To support winemakers during these challenging times, the French government has intervened by providing financial assistance. They have allocated €200 million to destroy surplus wine production, aiming to stabilize prices and support struggling producers. This initiative will not only help alleviate the financial difficulties faced by winemakers but also minimize waste and generate revenue by repurposing the destroyed wine for non-food products such as hand sanitizers, cleaning products, and perfume.
Looking ahead, the future prospects for the wine industry will depend on its ability to adapt to changing consumer preferences and continue diversifying its offerings. It will be crucial for winemakers to innovate and meet the demand for healthier and non-alcoholic options. By doing so, they can tap into new market segments and potentially reverse the decline in red wine consumption.
Alcohol Abstinence and Changing Consumer Habits
If you’re wondering about the impact of alcohol abstinence and changing consumer habits on the French wine industry, you’ll be interested to know that these factors have significantly contributed to the decline in red wine consumption. Here are four key points to consider:
- Changing Demographics: The demographics of wine consumers in France have shifted, with younger drinkers turning to alternative beverages such as rosé, beer, and alcohol-free options. This shift in preferences has led to a decrease in red wine consumption.
- Alcohol-Free Beverages: The growth of the alcohol-free drinks market in France has also played a role in the decline of wine consumption. France is one of the fastest-growing markets for alcohol-free beverages, with consumers opting for healthier and non-alcoholic alternatives.
- French Wine Exports: Despite the decline in national consumption, French wine exports to the United States and Japan have reached record highs. This indicates that while domestic demand may be decreasing, international markets are still showing a strong interest in French wines.
- Government Intervention: To support winemakers and mitigate the impact of changing consumer habits, the French government has intervened by allocating funds for the destruction of surplus wine production. This initiative aims to stabilize prices and provide financial assistance to struggling producers.
Overproduction and Economic Impact
To understand the economic impact of overproduction on the French wine industry, consider the consequences it has on sales, prices, and the livelihoods of winemakers. Overproduction has led to market saturation, resulting in a price collapse in the Bordeaux region and other wine-producing areas. The surplus of wine has forced the French government to allocate €200 million for the destruction of excess production. This distillation process allows the unsold wine to be converted into industrial alcohol, which can be sold to industries such as pharmaceuticals and cosmetics. While this provides a temporary solution, it is crucial to find sustainable long-term solutions to address the overproduction issue. Bordeaux winemakers are advocating for compensation and the uprooting of vineyards to reduce production. The wine industry in France employs approximately half a million people, and without intervention, it faces an employment crisis, potentially leading to a loss of up to 150,000 jobs in the next decade.
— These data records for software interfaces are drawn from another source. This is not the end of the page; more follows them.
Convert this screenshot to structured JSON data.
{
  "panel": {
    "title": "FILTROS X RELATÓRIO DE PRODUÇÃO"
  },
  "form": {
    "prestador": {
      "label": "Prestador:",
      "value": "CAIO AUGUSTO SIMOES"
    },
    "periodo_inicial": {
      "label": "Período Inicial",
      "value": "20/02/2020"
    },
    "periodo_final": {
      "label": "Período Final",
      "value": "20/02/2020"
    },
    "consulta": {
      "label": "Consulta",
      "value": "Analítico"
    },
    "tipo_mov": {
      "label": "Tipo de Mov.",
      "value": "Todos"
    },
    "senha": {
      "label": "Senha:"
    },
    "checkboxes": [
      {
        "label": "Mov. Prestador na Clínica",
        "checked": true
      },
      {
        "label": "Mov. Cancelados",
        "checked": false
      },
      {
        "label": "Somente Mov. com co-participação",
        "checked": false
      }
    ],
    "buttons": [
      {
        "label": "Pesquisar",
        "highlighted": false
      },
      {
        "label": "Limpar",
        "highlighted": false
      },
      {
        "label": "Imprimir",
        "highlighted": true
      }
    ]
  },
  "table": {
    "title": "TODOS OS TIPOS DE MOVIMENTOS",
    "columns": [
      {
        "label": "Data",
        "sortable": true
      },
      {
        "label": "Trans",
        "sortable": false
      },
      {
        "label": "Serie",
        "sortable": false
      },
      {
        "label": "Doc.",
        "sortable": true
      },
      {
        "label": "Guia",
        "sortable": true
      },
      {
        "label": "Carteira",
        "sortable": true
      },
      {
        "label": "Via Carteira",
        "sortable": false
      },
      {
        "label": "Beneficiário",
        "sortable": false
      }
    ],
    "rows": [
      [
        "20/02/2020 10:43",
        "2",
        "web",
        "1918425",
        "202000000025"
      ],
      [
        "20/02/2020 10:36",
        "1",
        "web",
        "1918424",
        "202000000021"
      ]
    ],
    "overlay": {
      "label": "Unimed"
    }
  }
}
It is imperative for the industry to explore alternative uses for surplus production and collaborate with other industries to repurpose alcohol for non-food applications. By finding sustainable solutions and addressing market challenges, the French wine industry can navigate the impact of overproduction and ensure its long-term viability.